It had been a fantastic morning and a great strategic dialogue about the importance of excellent customer service when I ended with my concluding remarks. As I explained to the group, there are three keys to being a great leader, namely to regularly “sharpen your saw”, referencing the work of the late Stephen Covey, take care of your families and to keep learning. In that delightful pause before a group takes a break, I saw many heads nodding.
Then, just as I putting away my notes, one of the participants turned to me an asked, “Can I talk to you about the ‘taking care of your families’ part?”
“Sure,” I replied. “Would you like to do this here or in your office?”
“My office, please.”
So we walked down the hall and stepped into her office. I sat down at the conference table and she sat down on the other side. Someone passing by stuck their head in and asked if they could sit in too.
“Be my guest,” she said pointing to a chair. Within ten minutes, everyone was crowded into the office, listening and sharing.
One thing I have learned about how successful people manage life can be summarized by a comment that Christina Smith, Executive Director of Community Support Advocates in Des Moines, Iowa, made at the Spring 2012 From Vision to Action Executive Roundtable. As she explained, “Our sacrifices need to reflect our priorities.”
While on one hand this could be viewed as a simplistic answer, I do not consider this to be the case. What I have learned is that successful people know their priorities. They do this by continually discovering and continually deepening a sense of purpose to their life. These are not immediate gratification people. They know the things that matter to them most. And they routinely evaluate their priorities.
Furthermore, as Clayton M. Christensen, points out in his wonderful article, “How Will You Measure Your Life?”, Harvard Business Review, July-August 2010, once they are clear about their priorities, they then allocate their resources, i.e. personal time, money, energy and talent, to the things and people that in their life connect to their personal purpose or strategy.
The challenge for all leaders is the following question: How well are you allocating your resources to the things that matter the most to you? Successful people do not let themselves experience “commitment creep,” a term that Christensen uses in the aforementioned article. As he explains, successful people do not over-commit. “It is easy to say “yes” to new commitments without reflecting on the long-term costs of honoring the implied promises or the potential conflicts that may develop with existing commitments.” Instead, successful people know the boundaries of a commitment and understand the “exit strategy.” They do not let pleasing others be the sole definition of their success. They also have the courage to undo old commitments, i.e. the classic Jim Collin’s “stop doing” list.
As Donald N. Sull and Dominic Houlder noted in their excellent article, “Do Your Commitments Match Your Convictions?,” Harvard Business Review, January 2005, and I have learned from my own personal journey and by working with many successful people, for every new commitment we take on, we must stop, evaluate and consider to renegotiate other commitments. The goal is to never live in a misaligned manner.

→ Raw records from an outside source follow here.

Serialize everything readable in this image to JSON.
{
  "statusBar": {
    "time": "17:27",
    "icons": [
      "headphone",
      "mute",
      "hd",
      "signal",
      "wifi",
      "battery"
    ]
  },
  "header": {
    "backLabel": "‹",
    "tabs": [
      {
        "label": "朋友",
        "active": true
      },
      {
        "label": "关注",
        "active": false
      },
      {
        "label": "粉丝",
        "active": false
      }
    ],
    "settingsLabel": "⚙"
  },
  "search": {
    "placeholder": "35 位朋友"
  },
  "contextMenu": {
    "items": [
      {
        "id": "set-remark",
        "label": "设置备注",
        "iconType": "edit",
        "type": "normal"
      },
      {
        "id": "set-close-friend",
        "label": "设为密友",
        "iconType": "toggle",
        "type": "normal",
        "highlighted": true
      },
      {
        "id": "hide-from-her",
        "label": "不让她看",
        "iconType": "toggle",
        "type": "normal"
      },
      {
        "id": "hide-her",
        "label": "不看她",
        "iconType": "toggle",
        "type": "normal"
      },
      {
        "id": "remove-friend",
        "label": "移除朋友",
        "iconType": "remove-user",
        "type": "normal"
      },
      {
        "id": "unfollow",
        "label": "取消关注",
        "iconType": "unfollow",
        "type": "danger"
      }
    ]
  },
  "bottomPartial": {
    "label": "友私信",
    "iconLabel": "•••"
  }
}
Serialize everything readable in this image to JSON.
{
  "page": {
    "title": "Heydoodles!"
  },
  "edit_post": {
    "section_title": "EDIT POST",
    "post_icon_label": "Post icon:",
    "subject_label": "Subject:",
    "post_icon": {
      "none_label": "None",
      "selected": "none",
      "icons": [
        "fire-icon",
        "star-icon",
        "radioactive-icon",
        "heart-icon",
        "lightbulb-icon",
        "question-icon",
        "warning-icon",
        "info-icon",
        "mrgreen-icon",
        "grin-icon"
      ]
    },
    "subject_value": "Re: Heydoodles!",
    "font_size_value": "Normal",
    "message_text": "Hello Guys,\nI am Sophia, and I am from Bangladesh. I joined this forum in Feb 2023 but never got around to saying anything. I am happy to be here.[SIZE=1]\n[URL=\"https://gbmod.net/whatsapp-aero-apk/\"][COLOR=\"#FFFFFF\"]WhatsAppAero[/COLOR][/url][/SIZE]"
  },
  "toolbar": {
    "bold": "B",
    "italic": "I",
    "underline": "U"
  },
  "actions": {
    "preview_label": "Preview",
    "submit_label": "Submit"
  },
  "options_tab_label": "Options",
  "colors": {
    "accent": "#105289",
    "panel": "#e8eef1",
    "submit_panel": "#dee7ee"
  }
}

This week I encourage all of us to watch out for commitment creep and to make sure our sacrifices reflect our priorities. These two actions are powerful and transformative.